Work required: Exact copy, no pictures: return all the data below as written.

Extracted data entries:
--------

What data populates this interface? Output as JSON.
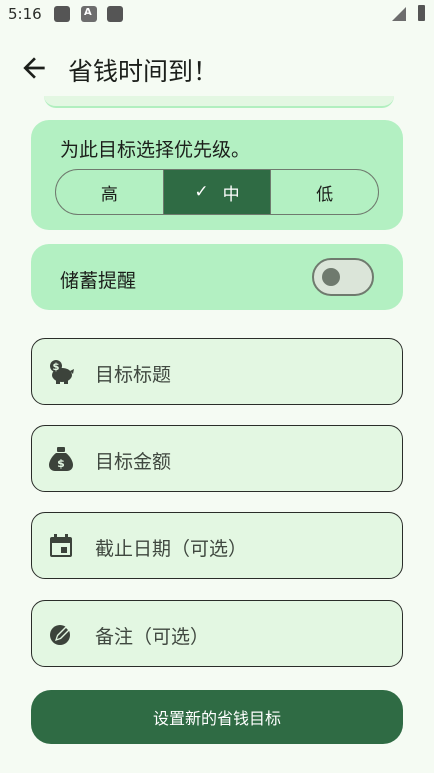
{
  "status_bar": {
    "time": "5:16",
    "notification_letter": "A"
  },
  "app_bar": {
    "title": "省钱时间到！"
  },
  "priority": {
    "label": "为此目标选择优先级。",
    "options": [
      "高",
      "中",
      "低"
    ],
    "selected": "中",
    "check_glyph": "✓"
  },
  "reminder": {
    "label": "储蓄提醒",
    "enabled": false
  },
  "fields": {
    "goal_title": "目标标题",
    "goal_amount": "目标金额",
    "deadline": "截止日期（可选）",
    "notes": "备注（可选）"
  },
  "icons": {
    "back": "arrow-left-icon",
    "goal_title": "piggy-bank-icon",
    "goal_amount": "money-bag-icon",
    "deadline": "calendar-icon",
    "notes": "pencil-icon"
  },
  "submit": {
    "label": "设置新的省钱目标"
  },
  "colors": {
    "primary": "#2f6b44",
    "card": "#b3f0c2",
    "field_bg": "#e3f7e2",
    "background": "#f5fbf3"
  }
}
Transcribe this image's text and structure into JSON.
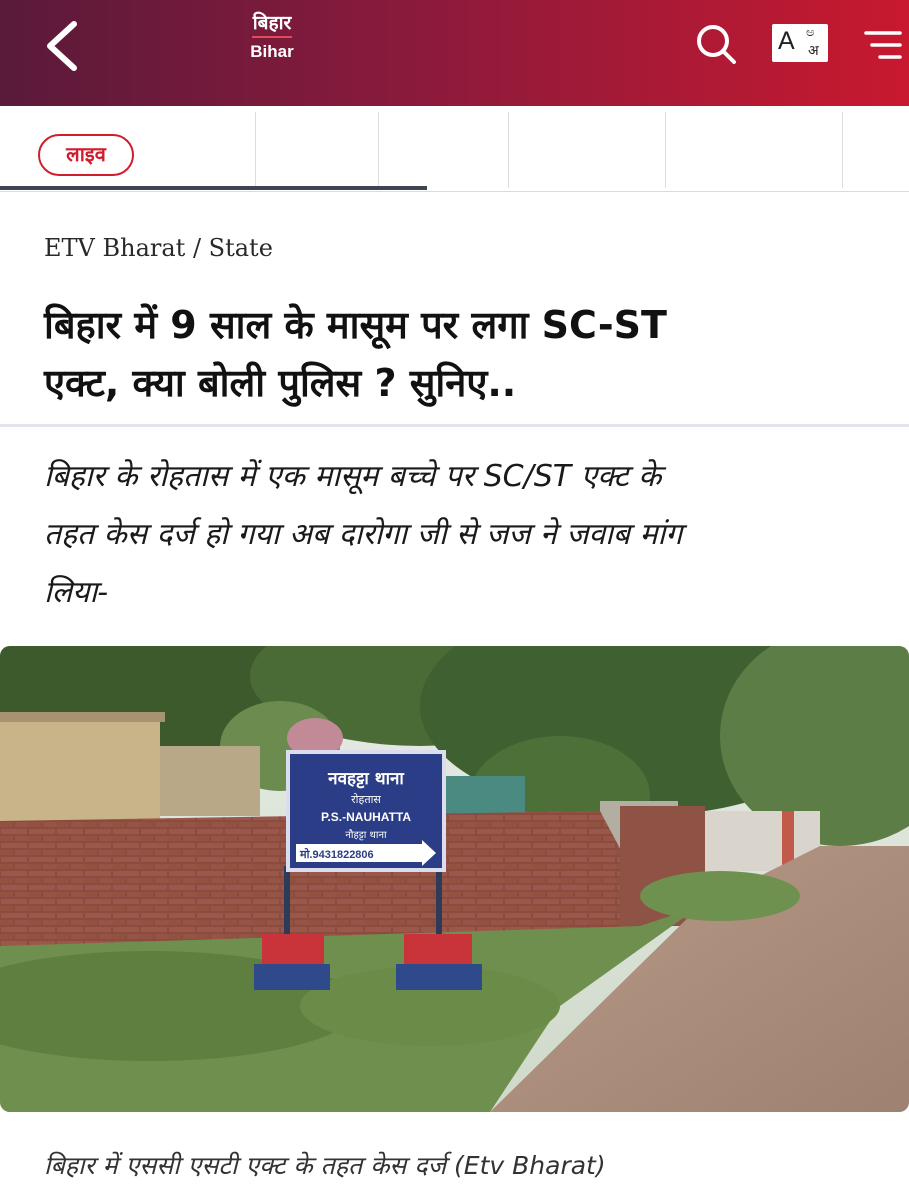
{
  "header": {
    "back_icon": "chevron-left-icon",
    "brand_hindi": "बिहार",
    "brand_english": "Bihar",
    "search_icon": "search-icon",
    "language_toggle": {
      "latin": "A",
      "script_top": "ಅ",
      "script_bottom": "अ"
    },
    "menu_icon": "hamburger-menu-icon",
    "gradient_colors": [
      "#5a1a3a",
      "#c8192f"
    ]
  },
  "tabs": {
    "live_label": "लाइव",
    "live_color": "#d11d2b"
  },
  "article": {
    "breadcrumb": "ETV Bharat / State",
    "headline_line1": "बिहार में 9 साल के मासूम पर लगा SC-ST",
    "headline_line2": "एक्ट, क्या बोली पुलिस ? सुनिए..",
    "summary_line1": "बिहार के रोहतास में एक मासूम बच्चे पर SC/ST एक्ट के",
    "summary_line2": "तहत केस दर्ज हो गया अब दारोगा जी से जज ने जवाब मांग",
    "summary_line3": "लिया-",
    "image": {
      "sign_line1": "नवहट्टा थाना",
      "sign_line2": "रोहतास",
      "sign_line3": "P.S.-NAUHATTA",
      "sign_line4": "नौहट्टा थाना",
      "sign_line5": "मो.9431822806"
    },
    "caption": "बिहार में एससी एसटी एक्ट के तहत केस दर्ज (Etv Bharat)"
  }
}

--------

Output below:
What data populates this interface? Output as JSON.
{
  "status_bar": {
    "time": "5:16",
    "notification_letter": "A"
  },
  "app_bar": {
    "title": "省钱时间到！"
  },
  "priority": {
    "label": "为此目标选择优先级。",
    "options": [
      "高",
      "中",
      "低"
    ],
    "selected": "中",
    "check_glyph": "✓"
  },
  "reminder": {
    "label": "储蓄提醒",
    "enabled": false
  },
  "fields": {
    "goal_title": "目标标题",
    "goal_amount": "目标金额",
    "deadline": "截止日期（可选）",
    "notes": "备注（可选）"
  },
  "icons": {
    "back": "arrow-left-icon",
    "goal_title": "piggy-bank-icon",
    "goal_amount": "money-bag-icon",
    "deadline": "calendar-icon",
    "notes": "pencil-icon"
  },
  "submit": {
    "label": "设置新的省钱目标"
  },
  "colors": {
    "primary": "#2f6b44",
    "card": "#b3f0c2",
    "field_bg": "#e3f7e2",
    "background": "#f5fbf3"
  }
}
Transcribe this image's text and structure into JSON.
{
  "header": {
    "back_icon": "chevron-left-icon",
    "brand_hindi": "बिहार",
    "brand_english": "Bihar",
    "search_icon": "search-icon",
    "language_toggle": {
      "latin": "A",
      "script_top": "ಅ",
      "script_bottom": "अ"
    },
    "menu_icon": "hamburger-menu-icon",
    "gradient_colors": [
      "#5a1a3a",
      "#c8192f"
    ]
  },
  "tabs": {
    "live_label": "लाइव",
    "live_color": "#d11d2b"
  },
  "article": {
    "breadcrumb": "ETV Bharat / State",
    "headline_line1": "बिहार में 9 साल के मासूम पर लगा SC-ST",
    "headline_line2": "एक्ट, क्या बोली पुलिस ? सुनिए..",
    "summary_line1": "बिहार के रोहतास में एक मासूम बच्चे पर SC/ST एक्ट के",
    "summary_line2": "तहत केस दर्ज हो गया अब दारोगा जी से जज ने जवाब मांग",
    "summary_line3": "लिया-",
    "image": {
      "sign_line1": "नवहट्टा थाना",
      "sign_line2": "रोहतास",
      "sign_line3": "P.S.-NAUHATTA",
      "sign_line4": "नौहट्टा थाना",
      "sign_line5": "मो.9431822806"
    },
    "caption": "बिहार में एससी एसटी एक्ट के तहत केस दर्ज (Etv Bharat)"
  }
}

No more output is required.